The hotel we booked, the central Hosteria Pehoe (doubles $260; www.pehoe.com ), has 15 rooms with a view of the namesake lake and 25 with a view of a lawn and the other rooms; push hard for one of the 15. (We had one of the good rooms and were happy.)
The nearby Explora Hotel Salto Chico is theenvy of the block. Its $1,200 doubles (www.explora.com ) seem outrageous untilyou start breaking down its all-inclusive perks: transfers from Punta Arenas, all meals and beverages, spa services, in-park transport and more. The rooms are fine but nothing special; the "special" is everything else -- with one caveat: The multilevel setup (no elevator) makes it tough on folks who can't handle stairs well.

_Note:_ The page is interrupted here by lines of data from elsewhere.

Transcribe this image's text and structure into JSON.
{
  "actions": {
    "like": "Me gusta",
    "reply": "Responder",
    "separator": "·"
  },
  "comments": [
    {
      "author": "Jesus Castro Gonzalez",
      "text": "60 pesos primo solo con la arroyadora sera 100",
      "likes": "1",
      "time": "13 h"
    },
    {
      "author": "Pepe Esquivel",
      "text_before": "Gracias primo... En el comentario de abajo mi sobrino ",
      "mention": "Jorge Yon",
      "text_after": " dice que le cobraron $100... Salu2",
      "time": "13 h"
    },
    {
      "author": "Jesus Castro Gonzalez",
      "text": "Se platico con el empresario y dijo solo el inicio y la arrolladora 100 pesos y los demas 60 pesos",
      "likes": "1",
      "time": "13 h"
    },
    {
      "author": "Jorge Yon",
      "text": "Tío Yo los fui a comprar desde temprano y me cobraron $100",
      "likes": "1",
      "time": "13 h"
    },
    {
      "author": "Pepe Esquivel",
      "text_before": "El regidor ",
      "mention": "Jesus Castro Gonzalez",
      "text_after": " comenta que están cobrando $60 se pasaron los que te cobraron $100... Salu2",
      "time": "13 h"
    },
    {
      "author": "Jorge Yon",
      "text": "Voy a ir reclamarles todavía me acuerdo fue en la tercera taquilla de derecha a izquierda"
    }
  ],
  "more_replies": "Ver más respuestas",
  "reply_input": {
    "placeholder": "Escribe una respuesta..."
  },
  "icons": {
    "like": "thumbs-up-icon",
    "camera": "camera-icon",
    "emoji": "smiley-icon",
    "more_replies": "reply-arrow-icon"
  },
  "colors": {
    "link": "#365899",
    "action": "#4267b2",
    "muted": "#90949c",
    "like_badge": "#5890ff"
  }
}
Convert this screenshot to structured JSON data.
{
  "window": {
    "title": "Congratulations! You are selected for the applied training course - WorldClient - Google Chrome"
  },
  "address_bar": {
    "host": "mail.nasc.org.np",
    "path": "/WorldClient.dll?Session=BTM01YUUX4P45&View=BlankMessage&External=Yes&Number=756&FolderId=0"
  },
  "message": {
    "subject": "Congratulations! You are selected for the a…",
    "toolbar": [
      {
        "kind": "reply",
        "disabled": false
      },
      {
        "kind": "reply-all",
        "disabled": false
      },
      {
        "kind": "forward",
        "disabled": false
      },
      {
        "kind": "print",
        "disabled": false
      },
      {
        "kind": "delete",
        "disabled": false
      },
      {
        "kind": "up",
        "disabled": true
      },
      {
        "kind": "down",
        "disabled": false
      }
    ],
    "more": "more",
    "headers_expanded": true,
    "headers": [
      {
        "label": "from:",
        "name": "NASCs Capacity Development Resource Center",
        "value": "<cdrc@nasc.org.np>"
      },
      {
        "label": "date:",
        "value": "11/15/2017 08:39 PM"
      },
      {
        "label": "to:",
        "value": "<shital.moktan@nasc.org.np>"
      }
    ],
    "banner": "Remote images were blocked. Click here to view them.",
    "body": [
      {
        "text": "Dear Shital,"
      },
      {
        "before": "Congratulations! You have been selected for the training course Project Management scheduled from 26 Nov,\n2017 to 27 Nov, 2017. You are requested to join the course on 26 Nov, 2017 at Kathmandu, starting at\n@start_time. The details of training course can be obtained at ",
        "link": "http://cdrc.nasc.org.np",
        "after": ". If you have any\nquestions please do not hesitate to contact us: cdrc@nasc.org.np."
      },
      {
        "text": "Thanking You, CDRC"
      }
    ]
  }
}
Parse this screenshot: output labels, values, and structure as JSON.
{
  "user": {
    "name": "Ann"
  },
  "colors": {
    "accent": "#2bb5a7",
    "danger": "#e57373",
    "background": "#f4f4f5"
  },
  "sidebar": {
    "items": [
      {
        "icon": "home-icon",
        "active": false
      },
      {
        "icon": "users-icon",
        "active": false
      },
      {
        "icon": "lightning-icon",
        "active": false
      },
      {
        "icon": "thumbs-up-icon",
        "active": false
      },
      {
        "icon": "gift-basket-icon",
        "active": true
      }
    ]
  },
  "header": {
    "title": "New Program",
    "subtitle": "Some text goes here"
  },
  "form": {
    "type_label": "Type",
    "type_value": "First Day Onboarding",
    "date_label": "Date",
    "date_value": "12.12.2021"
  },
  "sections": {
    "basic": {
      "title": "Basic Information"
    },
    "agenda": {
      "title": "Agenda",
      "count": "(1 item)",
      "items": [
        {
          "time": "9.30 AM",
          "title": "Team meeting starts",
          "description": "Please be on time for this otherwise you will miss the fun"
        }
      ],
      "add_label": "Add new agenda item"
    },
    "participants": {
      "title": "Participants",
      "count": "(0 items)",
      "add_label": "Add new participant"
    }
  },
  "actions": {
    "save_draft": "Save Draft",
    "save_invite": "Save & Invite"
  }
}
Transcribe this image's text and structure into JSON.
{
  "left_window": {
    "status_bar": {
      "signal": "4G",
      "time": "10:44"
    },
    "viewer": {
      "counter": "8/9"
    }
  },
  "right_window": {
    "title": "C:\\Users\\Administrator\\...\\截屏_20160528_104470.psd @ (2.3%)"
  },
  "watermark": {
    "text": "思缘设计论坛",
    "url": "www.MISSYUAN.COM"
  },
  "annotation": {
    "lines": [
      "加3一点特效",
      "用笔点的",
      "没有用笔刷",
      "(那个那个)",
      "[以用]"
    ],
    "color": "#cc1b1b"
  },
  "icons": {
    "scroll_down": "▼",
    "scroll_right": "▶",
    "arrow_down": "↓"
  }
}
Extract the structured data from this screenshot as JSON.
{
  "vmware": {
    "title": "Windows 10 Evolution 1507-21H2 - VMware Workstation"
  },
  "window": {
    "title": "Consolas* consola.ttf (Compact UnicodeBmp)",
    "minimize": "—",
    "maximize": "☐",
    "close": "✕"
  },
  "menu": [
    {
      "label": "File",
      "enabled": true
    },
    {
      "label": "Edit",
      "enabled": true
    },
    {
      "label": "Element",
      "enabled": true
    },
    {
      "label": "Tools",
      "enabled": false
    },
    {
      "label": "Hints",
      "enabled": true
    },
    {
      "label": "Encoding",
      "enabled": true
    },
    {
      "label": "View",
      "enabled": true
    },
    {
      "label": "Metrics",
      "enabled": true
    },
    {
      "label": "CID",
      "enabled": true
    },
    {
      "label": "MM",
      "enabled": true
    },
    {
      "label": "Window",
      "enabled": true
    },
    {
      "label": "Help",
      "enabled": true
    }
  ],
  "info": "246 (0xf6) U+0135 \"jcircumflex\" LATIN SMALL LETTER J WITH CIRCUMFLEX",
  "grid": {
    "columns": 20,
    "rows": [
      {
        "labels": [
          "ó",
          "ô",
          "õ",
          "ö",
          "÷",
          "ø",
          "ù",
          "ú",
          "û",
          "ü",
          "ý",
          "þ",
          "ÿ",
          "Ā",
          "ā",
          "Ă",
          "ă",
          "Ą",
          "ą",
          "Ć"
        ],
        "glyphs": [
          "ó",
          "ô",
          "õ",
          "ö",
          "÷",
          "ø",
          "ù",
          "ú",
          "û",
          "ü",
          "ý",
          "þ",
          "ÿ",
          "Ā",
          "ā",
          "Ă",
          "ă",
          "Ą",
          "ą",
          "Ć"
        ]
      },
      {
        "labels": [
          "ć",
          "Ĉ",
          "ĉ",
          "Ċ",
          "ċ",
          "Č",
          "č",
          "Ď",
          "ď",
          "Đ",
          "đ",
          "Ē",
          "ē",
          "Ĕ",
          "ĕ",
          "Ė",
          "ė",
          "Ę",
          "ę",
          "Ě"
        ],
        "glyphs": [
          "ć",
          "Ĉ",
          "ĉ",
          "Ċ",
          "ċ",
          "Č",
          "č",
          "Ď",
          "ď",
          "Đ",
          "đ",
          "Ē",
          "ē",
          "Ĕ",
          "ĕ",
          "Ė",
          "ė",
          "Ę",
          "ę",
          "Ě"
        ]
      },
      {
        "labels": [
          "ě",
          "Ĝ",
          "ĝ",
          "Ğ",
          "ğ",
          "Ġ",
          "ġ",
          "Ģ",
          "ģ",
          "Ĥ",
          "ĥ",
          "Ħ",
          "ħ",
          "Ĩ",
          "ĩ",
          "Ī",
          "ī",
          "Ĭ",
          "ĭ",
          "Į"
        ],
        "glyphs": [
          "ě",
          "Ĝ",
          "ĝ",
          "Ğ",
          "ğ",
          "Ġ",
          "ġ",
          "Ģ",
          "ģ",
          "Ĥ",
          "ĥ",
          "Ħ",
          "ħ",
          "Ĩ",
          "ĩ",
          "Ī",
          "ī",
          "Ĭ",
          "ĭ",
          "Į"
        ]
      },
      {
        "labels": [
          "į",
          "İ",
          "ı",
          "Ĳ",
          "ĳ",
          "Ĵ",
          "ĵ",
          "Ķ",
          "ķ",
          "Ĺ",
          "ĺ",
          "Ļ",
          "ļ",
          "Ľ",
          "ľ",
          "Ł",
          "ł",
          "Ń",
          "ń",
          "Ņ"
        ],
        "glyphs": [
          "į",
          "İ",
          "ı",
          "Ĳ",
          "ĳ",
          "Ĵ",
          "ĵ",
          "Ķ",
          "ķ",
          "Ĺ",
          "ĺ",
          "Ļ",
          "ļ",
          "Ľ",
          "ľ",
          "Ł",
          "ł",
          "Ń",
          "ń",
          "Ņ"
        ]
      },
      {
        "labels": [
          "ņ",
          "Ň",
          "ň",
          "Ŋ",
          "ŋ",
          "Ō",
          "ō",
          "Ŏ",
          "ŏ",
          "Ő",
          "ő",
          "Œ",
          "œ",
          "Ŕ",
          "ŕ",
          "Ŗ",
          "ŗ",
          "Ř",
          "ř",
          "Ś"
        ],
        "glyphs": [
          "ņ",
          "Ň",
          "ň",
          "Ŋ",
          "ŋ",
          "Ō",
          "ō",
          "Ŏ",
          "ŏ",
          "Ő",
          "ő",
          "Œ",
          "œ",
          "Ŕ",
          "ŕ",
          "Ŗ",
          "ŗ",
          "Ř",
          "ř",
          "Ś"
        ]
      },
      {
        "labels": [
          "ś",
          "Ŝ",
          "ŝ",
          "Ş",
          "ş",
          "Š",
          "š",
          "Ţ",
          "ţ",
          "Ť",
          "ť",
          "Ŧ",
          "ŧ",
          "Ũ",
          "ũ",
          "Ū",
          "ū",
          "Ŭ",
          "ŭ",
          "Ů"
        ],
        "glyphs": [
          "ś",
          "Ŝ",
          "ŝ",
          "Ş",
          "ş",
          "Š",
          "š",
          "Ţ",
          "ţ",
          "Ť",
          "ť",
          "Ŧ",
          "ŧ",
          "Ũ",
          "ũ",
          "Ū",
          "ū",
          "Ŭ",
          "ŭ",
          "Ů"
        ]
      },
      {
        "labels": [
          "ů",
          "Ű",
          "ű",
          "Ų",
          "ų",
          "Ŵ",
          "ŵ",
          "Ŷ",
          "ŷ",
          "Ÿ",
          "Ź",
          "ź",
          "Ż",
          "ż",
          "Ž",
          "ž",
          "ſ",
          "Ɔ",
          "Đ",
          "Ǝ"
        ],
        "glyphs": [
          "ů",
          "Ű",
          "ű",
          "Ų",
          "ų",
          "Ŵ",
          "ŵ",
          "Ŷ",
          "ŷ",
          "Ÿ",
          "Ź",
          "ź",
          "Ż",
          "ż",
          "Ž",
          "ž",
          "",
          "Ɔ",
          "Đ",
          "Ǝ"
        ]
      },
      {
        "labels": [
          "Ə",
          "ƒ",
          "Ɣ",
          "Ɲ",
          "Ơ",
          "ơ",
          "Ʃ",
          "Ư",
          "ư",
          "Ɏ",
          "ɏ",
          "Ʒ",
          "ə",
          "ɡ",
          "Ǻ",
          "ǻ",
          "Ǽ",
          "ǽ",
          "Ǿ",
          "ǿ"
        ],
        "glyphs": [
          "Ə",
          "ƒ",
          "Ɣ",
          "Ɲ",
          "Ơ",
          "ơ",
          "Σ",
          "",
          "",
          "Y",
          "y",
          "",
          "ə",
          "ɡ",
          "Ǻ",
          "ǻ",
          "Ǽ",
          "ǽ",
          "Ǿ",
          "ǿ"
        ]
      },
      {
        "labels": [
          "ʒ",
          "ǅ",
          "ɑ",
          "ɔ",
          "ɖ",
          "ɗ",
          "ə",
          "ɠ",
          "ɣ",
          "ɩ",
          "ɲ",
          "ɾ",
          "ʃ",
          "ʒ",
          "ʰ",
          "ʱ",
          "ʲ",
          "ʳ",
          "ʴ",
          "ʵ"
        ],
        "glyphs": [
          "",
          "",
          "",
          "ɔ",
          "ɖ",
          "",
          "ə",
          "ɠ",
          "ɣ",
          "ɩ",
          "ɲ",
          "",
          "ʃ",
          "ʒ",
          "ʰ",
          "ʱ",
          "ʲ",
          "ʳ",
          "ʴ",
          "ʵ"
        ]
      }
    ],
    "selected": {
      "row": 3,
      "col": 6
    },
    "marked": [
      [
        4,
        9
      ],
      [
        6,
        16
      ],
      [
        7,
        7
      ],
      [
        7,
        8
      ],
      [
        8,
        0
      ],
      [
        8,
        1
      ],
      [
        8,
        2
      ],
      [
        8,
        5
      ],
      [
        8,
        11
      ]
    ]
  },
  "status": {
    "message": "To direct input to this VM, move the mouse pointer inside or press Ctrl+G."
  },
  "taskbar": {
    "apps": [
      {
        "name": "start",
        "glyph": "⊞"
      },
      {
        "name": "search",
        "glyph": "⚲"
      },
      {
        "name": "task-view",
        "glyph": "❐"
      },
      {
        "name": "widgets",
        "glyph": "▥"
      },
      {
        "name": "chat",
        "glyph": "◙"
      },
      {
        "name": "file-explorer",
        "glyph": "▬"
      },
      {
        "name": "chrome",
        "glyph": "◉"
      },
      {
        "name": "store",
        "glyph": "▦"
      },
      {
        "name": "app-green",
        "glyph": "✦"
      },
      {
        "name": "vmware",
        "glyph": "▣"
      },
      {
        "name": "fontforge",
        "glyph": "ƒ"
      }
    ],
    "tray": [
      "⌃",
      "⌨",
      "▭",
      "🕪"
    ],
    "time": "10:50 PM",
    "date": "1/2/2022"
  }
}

The best value around might be in the newish, slightly out of the way Hosteria Rio Serrano (doubles with a view $230, $200 without theview, but get the view; www.hotelrioserrano.cl), which offers onsite golf (four holes, equipment provided, expect wind) and fishing (salmon, equipment provided, same wind; the kitchen will cook your catch).
The pleasant Hosteria Lago Grey ($255; www.lagogrey.cl, in Spanish only; email@example.com in English with questions), reachable by a wretched gravel-rock road, is a bit of a haul from everything except Lago Grey, an essential stop. Friendly staff eases the inconvenience.
Unless you have a car (and even then; the Explora, for example, admits non-guests for lunch only), you'll probably have your meals at your hotel orlunches packed by your hotel. All my meals were taken at the Hosteria Pehoe, and though the choices were limited (two entree choices for lunch, two for dinner) and prices a tad dear (lunch entrees were about $12, dinner $14, nocheap sandwiches on the menu), everything, including service, was good to very good. Anecdotally, in chatting with fellow tourists I heard no complaints on hotel food from anyone. One tip, from a trusted person: the restaurant at thePehoe campground, not far from the hosteria -- better quality at sane prices.
Call the Chilean Tourism Promotion Corp. at 866-937-2445, or check its Web site: www.visitchile.org. For additional practical information, take a look at two commercial Web sites, www.torresdelpaine.com and www.torres-del-paine.co.uk.Copyright © 2014, Los Angeles Times